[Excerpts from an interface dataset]
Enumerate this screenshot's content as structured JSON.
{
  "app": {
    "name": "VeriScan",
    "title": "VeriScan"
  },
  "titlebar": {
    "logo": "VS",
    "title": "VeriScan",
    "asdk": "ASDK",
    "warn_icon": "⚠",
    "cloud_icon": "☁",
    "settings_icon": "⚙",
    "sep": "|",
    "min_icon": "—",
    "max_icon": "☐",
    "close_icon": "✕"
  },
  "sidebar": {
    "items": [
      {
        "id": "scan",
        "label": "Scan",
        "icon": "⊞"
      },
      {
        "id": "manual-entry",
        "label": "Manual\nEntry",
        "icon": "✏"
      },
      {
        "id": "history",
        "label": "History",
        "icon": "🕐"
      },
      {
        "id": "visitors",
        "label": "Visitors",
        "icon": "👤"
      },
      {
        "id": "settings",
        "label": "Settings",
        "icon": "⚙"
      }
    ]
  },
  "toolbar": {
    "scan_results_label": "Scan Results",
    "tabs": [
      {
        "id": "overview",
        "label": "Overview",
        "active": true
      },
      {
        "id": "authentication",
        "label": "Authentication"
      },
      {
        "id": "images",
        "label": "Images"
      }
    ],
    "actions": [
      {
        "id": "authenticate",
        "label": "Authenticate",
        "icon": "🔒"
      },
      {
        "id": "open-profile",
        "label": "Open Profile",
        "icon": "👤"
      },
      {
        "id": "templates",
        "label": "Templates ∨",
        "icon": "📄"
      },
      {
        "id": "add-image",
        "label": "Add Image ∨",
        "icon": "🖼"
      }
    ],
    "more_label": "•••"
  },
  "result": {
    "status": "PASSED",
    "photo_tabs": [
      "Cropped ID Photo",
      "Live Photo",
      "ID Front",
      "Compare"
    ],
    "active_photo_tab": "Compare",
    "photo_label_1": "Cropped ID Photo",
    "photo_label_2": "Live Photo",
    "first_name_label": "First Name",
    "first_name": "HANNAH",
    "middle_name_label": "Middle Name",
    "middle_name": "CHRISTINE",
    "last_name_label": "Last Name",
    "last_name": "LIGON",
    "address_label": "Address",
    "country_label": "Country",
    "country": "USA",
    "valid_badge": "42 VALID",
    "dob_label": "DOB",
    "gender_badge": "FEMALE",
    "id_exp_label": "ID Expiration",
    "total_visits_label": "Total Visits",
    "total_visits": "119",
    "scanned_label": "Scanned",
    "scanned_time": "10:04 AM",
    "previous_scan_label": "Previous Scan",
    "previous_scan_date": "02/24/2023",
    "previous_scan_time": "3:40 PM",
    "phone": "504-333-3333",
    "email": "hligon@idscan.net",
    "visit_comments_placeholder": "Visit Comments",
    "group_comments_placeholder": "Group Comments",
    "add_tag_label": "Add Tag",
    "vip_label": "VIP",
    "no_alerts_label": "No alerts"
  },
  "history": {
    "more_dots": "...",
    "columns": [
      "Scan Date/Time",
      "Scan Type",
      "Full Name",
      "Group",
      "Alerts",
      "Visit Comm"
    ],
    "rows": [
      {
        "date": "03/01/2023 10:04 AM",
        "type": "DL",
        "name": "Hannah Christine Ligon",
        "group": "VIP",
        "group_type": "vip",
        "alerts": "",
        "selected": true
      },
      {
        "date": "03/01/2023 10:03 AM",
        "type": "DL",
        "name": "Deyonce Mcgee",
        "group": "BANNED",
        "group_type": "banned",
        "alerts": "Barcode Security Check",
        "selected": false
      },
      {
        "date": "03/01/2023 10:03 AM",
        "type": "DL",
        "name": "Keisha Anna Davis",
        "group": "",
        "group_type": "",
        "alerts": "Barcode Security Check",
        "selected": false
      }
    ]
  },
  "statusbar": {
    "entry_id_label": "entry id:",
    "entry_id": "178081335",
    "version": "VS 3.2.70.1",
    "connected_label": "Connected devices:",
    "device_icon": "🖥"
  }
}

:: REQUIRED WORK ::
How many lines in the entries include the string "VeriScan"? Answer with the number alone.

:: FINAL ANSWER ::
3